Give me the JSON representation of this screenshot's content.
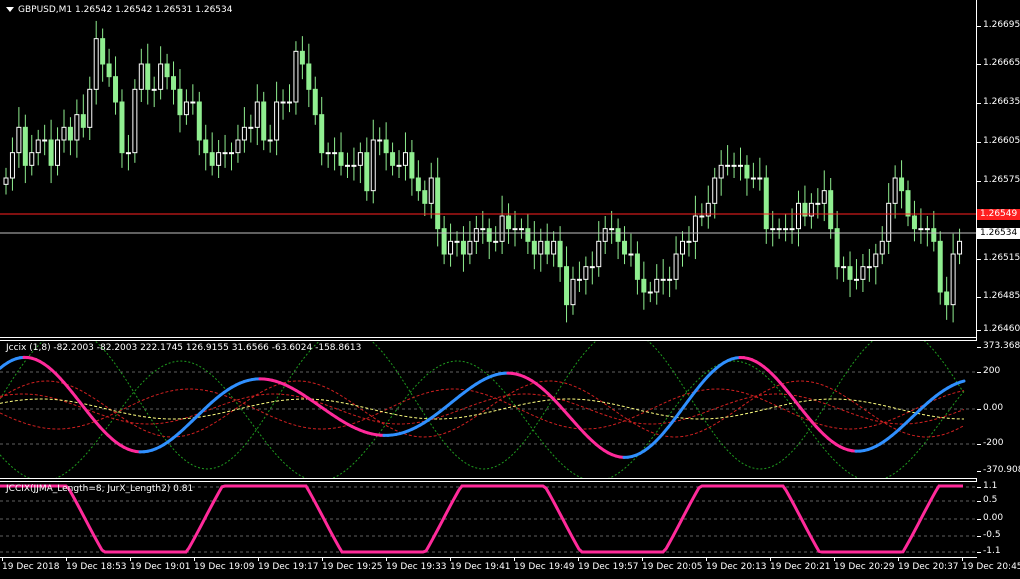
{
  "symbol_header": {
    "arrow_icon": "triangle-down-icon",
    "text": "GBPUSD,M1  1.26542 1.26542 1.26531 1.26534"
  },
  "price_axis": [
    "1.26695",
    "1.26665",
    "1.26635",
    "1.26605",
    "1.26575",
    "1.26545",
    "1.26534",
    "1.26515",
    "1.26485",
    "1.26460"
  ],
  "price_tags": {
    "red": "1.26549",
    "white": "1.26534"
  },
  "jccix_header": "Jccix (1,8) -82.2003 -82.2003 222.1745 126.9155 31.6566 -63.6024 -158.8613",
  "jccix_axis": [
    "373.3687",
    "200",
    "0.00",
    "-200",
    "-370.9087"
  ],
  "jccix2_header": "JCCIX(JJMA_Length=8, JurX_Length2) 0.81",
  "jccix2_axis": [
    "1.1",
    "0.5",
    "0.00",
    "-0.5",
    "-1.1"
  ],
  "time_axis": [
    "19 Dec 2018",
    "19 Dec 18:53",
    "19 Dec 19:01",
    "19 Dec 19:09",
    "19 Dec 19:17",
    "19 Dec 19:25",
    "19 Dec 19:33",
    "19 Dec 19:41",
    "19 Dec 19:49",
    "19 Dec 19:57",
    "19 Dec 20:05",
    "19 Dec 20:13",
    "19 Dec 20:21",
    "19 Dec 20:29",
    "19 Dec 20:37",
    "19 Dec 20:45"
  ],
  "colors": {
    "bull": "#ffffff",
    "bear": "#90ee90",
    "red_line": "#ff2020",
    "white_line": "#c0c0c0",
    "cci_up": "#3090ff",
    "cci_down": "#ff2a9a",
    "yellow": "#ffff80",
    "green_dash": "#1f9b1f"
  },
  "candles_close": [
    1.2658,
    1.266,
    1.2662,
    1.2659,
    1.266,
    1.2661,
    1.2661,
    1.2659,
    1.2661,
    1.2662,
    1.2661,
    1.2663,
    1.2662,
    1.2665,
    1.2669,
    1.2667,
    1.2666,
    1.2664,
    1.266,
    1.266,
    1.2665,
    1.2667,
    1.2665,
    1.2665,
    1.2667,
    1.2666,
    1.2665,
    1.2663,
    1.2664,
    1.2664,
    1.2661,
    1.266,
    1.2659,
    1.266,
    1.266,
    1.266,
    1.2661,
    1.2662,
    1.2662,
    1.2664,
    1.2661,
    1.2661,
    1.2664,
    1.2664,
    1.2664,
    1.2668,
    1.2667,
    1.2665,
    1.2663,
    1.266,
    1.266,
    1.266,
    1.2659,
    1.2659,
    1.2659,
    1.266,
    1.2657,
    1.2661,
    1.2661,
    1.266,
    1.2659,
    1.2659,
    1.266,
    1.2658,
    1.2657,
    1.2656,
    1.2658,
    1.2654,
    1.2652,
    1.2653,
    1.2653,
    1.2652,
    1.2653,
    1.2654,
    1.2654,
    1.2653,
    1.2653,
    1.2655,
    1.2654,
    1.2654,
    1.2654,
    1.2653,
    1.2652,
    1.2653,
    1.2652,
    1.2653,
    1.2651,
    1.2648,
    1.265,
    1.265,
    1.2651,
    1.2651,
    1.2653,
    1.2654,
    1.2654,
    1.2653,
    1.2652,
    1.2652,
    1.265,
    1.2649,
    1.2649,
    1.265,
    1.265,
    1.265,
    1.2652,
    1.2653,
    1.2653,
    1.2655,
    1.2655,
    1.2656,
    1.2658,
    1.2659,
    1.2659,
    1.2659,
    1.2659,
    1.2658,
    1.2658,
    1.2658,
    1.2654,
    1.2654,
    1.2654,
    1.2654,
    1.2654,
    1.2656,
    1.2655,
    1.2656,
    1.2656,
    1.2657,
    1.2654,
    1.2651,
    1.2651,
    1.265,
    1.265,
    1.2651,
    1.2651,
    1.2652,
    1.2653,
    1.2656,
    1.2658,
    1.2657,
    1.2655,
    1.2654,
    1.2654,
    1.2654,
    1.2653,
    1.2649,
    1.2648,
    1.2652,
    1.2653
  ]
}
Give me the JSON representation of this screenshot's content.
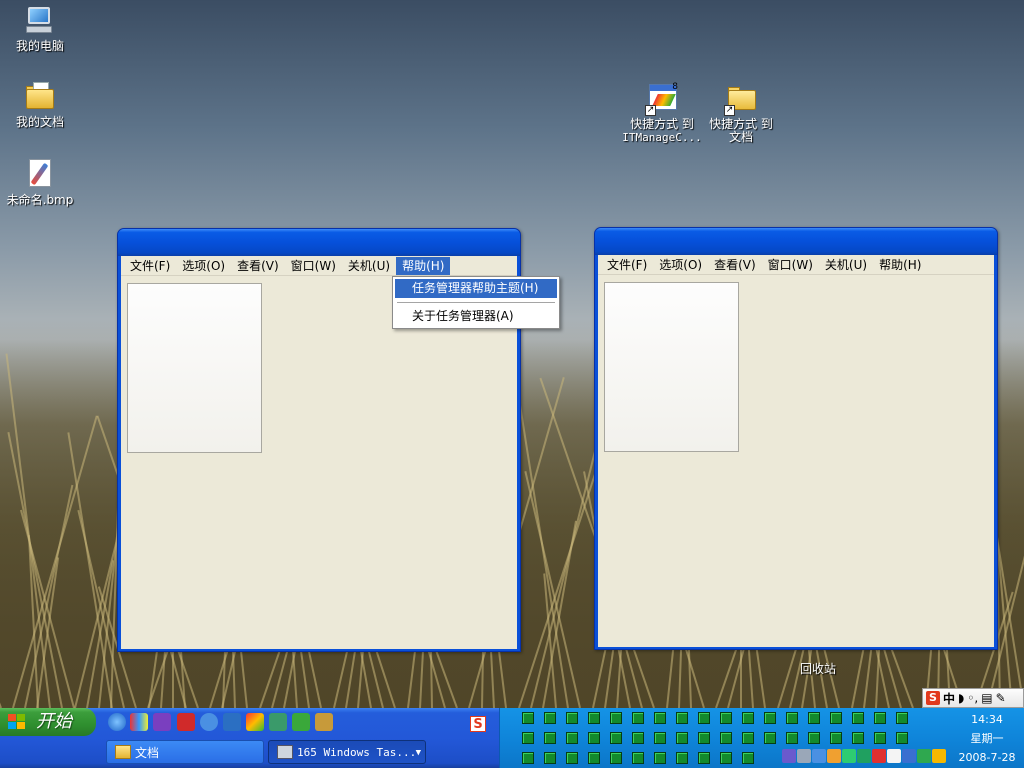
{
  "desktop": {
    "icons": [
      {
        "name": "my-computer",
        "label": "我的电脑"
      },
      {
        "name": "my-documents",
        "label": "我的文档"
      },
      {
        "name": "untitled-bmp",
        "label": "未命名.bmp"
      },
      {
        "name": "shortcut-itmanage",
        "label_line1": "快捷方式 到",
        "label_line2": "ITManageC..."
      },
      {
        "name": "shortcut-docs",
        "label_line1": "快捷方式 到",
        "label_line2": "文档"
      }
    ],
    "recycle_bin": "回收站",
    "itmanage_badge": "8"
  },
  "window_left": {
    "menu": [
      "文件(F)",
      "选项(O)",
      "查看(V)",
      "窗口(W)",
      "关机(U)",
      "帮助(H)"
    ]
  },
  "window_right": {
    "menu": [
      "文件(F)",
      "选项(O)",
      "查看(V)",
      "窗口(W)",
      "关机(U)",
      "帮助(H)"
    ]
  },
  "help_menu": {
    "items": [
      "任务管理器帮助主题(H)",
      "关于任务管理器(A)"
    ]
  },
  "ime": {
    "logo": "S",
    "mode": "中"
  },
  "taskbar": {
    "start_label": "开始",
    "buttons": [
      {
        "label": "文档"
      },
      {
        "label": "165 Windows Tas..."
      }
    ],
    "sogou": "S"
  },
  "clock": {
    "time": "14:34",
    "weekday": "星期一",
    "date": "2008-7-28"
  },
  "colors": {
    "taskbar": "#245ddb",
    "start": "#3c9e3c",
    "titlebar": "#0650da",
    "menu_highlight": "#316ac5",
    "tray": "#0f85da"
  }
}
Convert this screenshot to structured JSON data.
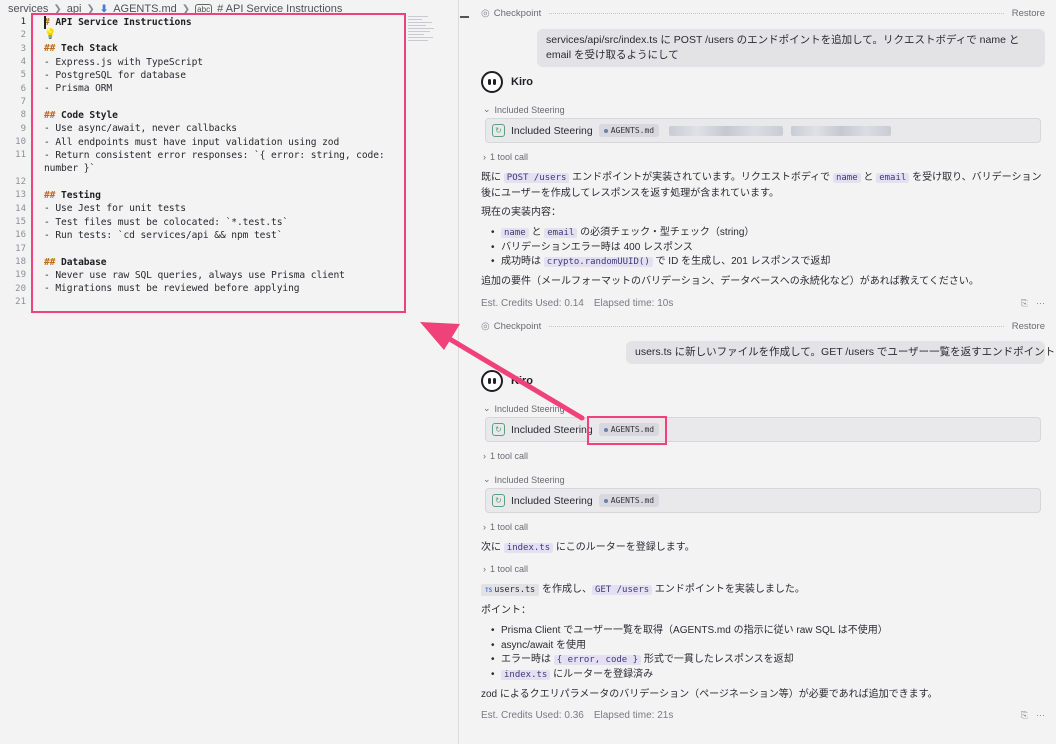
{
  "breadcrumb": {
    "p1": "services",
    "p2": "api",
    "p3": "AGENTS.md",
    "p4": "# API Service Instructions"
  },
  "editor": {
    "lines": [
      "# API Service Instructions",
      "",
      "## Tech Stack",
      "- Express.js with TypeScript",
      "- PostgreSQL for database",
      "- Prisma ORM",
      "",
      "## Code Style",
      "- Use async/await, never callbacks",
      "- All endpoints must have input validation using zod",
      "- Return consistent error responses: `{ error: string, code:",
      "number }`",
      "",
      "## Testing",
      "- Use Jest for unit tests",
      "- Test files must be colocated: `*.test.ts`",
      "- Run tests: `cd services/api && npm test`",
      "",
      "## Database",
      "- Never use raw SQL queries, always use Prisma client",
      "- Migrations must be reviewed before applying",
      ""
    ],
    "line_numbers": [
      "1",
      "2",
      "3",
      "4",
      "5",
      "6",
      "7",
      "8",
      "9",
      "10",
      "11",
      "",
      "12",
      "13",
      "14",
      "15",
      "16",
      "17",
      "18",
      "19",
      "20",
      "21"
    ]
  },
  "chat": {
    "checkpoint_label": "Checkpoint",
    "restore_label": "Restore",
    "msg1": "services/api/src/index.ts に POST /users のエンドポイントを追加して。リクエストボディで name と email を受け取るようにして",
    "kiro_name": "Kiro",
    "included_steering": "Included Steering",
    "agents_chip": "AGENTS.md",
    "tool_call": "1 tool call",
    "r1_p1a": "既に ",
    "r1_p1_code1": "POST /users",
    "r1_p1b": " エンドポイントが実装されています。リクエストボディで ",
    "r1_p1_code2": "name",
    "r1_p1c": " と ",
    "r1_p1_code3": "email",
    "r1_p1d": " を受け取り、バリデーション後にユーザーを作成してレスポンスを返す処理が含まれています。",
    "r1_p2": "現在の実装内容：",
    "r1_b1_code1": "name",
    "r1_b1a": " と ",
    "r1_b1_code2": "email",
    "r1_b1b": " の必須チェック・型チェック（string）",
    "r1_b2": "バリデーションエラー時は 400 レスポンス",
    "r1_b3a": "成功時は ",
    "r1_b3_code": "crypto.randomUUID()",
    "r1_b3b": " で ID を生成し、201 レスポンスで返却",
    "r1_p3": "追加の要件（メールフォーマットのバリデーション、データベースへの永続化など）があれば教えてください。",
    "credits1": "Est. Credits Used: 0.14",
    "elapsed1": "Elapsed time: 10s",
    "msg2": "users.ts に新しいファイルを作成して。GET /users でユーザー一覧を返すエンドポイントを実装して",
    "r2_p1a": "次に ",
    "r2_p1_code": "index.ts",
    "r2_p1b": " にこのルーターを登録します。",
    "r2_ts_icon": "TS",
    "r2_file": "users.ts",
    "r2_p2a": " を作成し、",
    "r2_p2_code": "GET /users",
    "r2_p2b": " エンドポイントを実装しました。",
    "r2_points": "ポイント：",
    "r2_b1": "Prisma Client でユーザー一覧を取得（AGENTS.md の指示に従い raw SQL は不使用）",
    "r2_b2": "async/await を使用",
    "r2_b3a": "エラー時は ",
    "r2_b3_code": "{ error, code }",
    "r2_b3b": " 形式で一貫したレスポンスを返却",
    "r2_b4_code": "index.ts",
    "r2_b4b": " にルーターを登録済み",
    "r2_p3": "zod によるクエリパラメータのバリデーション（ページネーション等）が必要であれば追加できます。",
    "credits2": "Est. Credits Used: 0.36",
    "elapsed2": "Elapsed time: 21s"
  },
  "colors": {
    "highlight": "#f0417a",
    "code_bg": "#e4e0f2",
    "heading_hash": "#c06c12"
  }
}
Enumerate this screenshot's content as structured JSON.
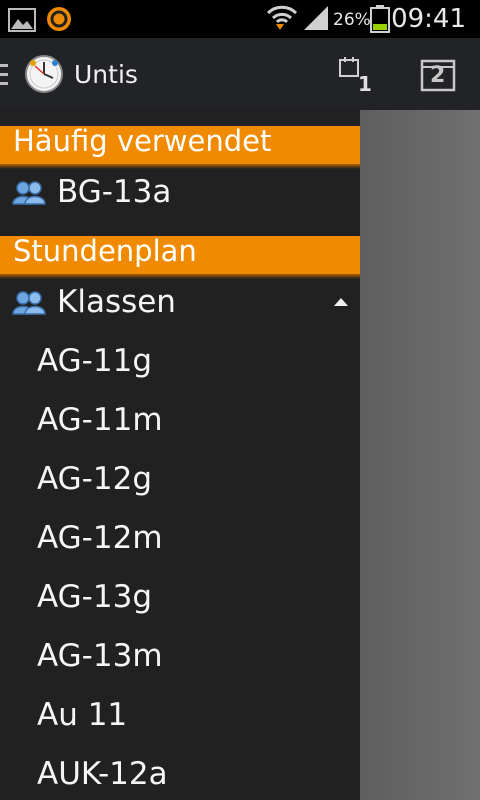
{
  "status_bar": {
    "battery_percent": "26%",
    "time": "09:41",
    "icons": [
      "gallery-icon",
      "app-notification-icon",
      "wifi-icon",
      "signal-icon",
      "battery-icon"
    ]
  },
  "action_bar": {
    "title": "Untis",
    "today_badge": "1",
    "calendar_day": "2",
    "icons": [
      "menu-icon",
      "untis-clock-logo",
      "calendar-today-icon",
      "calendar-date-icon"
    ]
  },
  "drawer": {
    "favorites_header": "Häufig verwendet",
    "favorites": [
      {
        "label": "BG-13a",
        "icon": "group-icon"
      }
    ],
    "timetable_header": "Stundenplan",
    "classes_group": {
      "label": "Klassen",
      "icon": "group-icon",
      "expanded": true
    },
    "classes": [
      "AG-11g",
      "AG-11m",
      "AG-12g",
      "AG-12m",
      "AG-13g",
      "AG-13m",
      "Au 11",
      "AUK-12a"
    ]
  },
  "colors": {
    "accent": "#f08a00",
    "drawer_bg": "#212121",
    "action_bar_bg": "#222326",
    "overlay": "#666666"
  }
}
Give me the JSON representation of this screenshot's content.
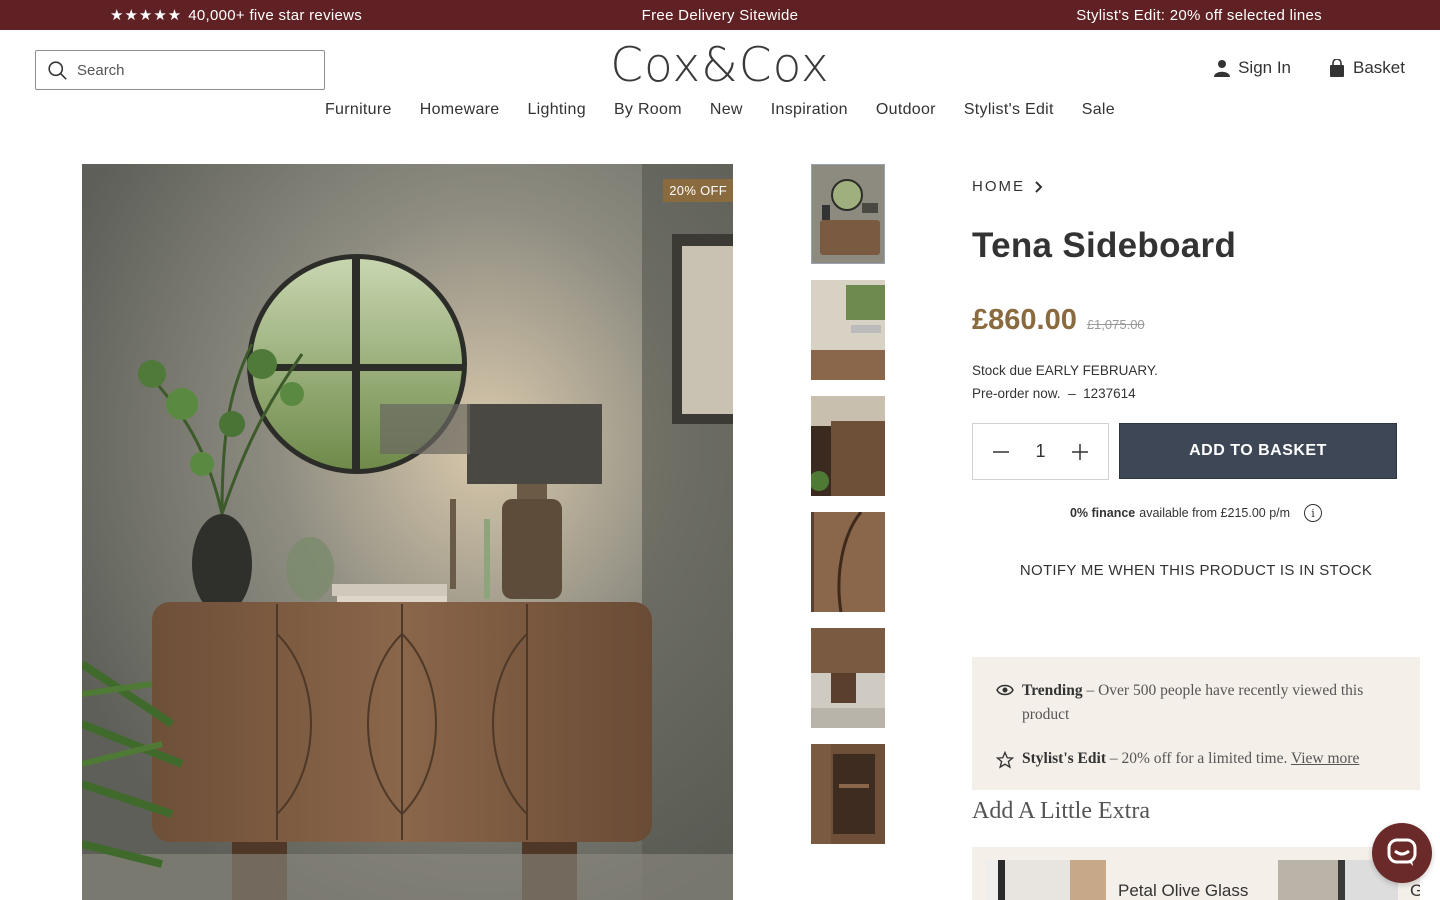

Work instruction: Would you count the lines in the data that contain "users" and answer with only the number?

Solution: 5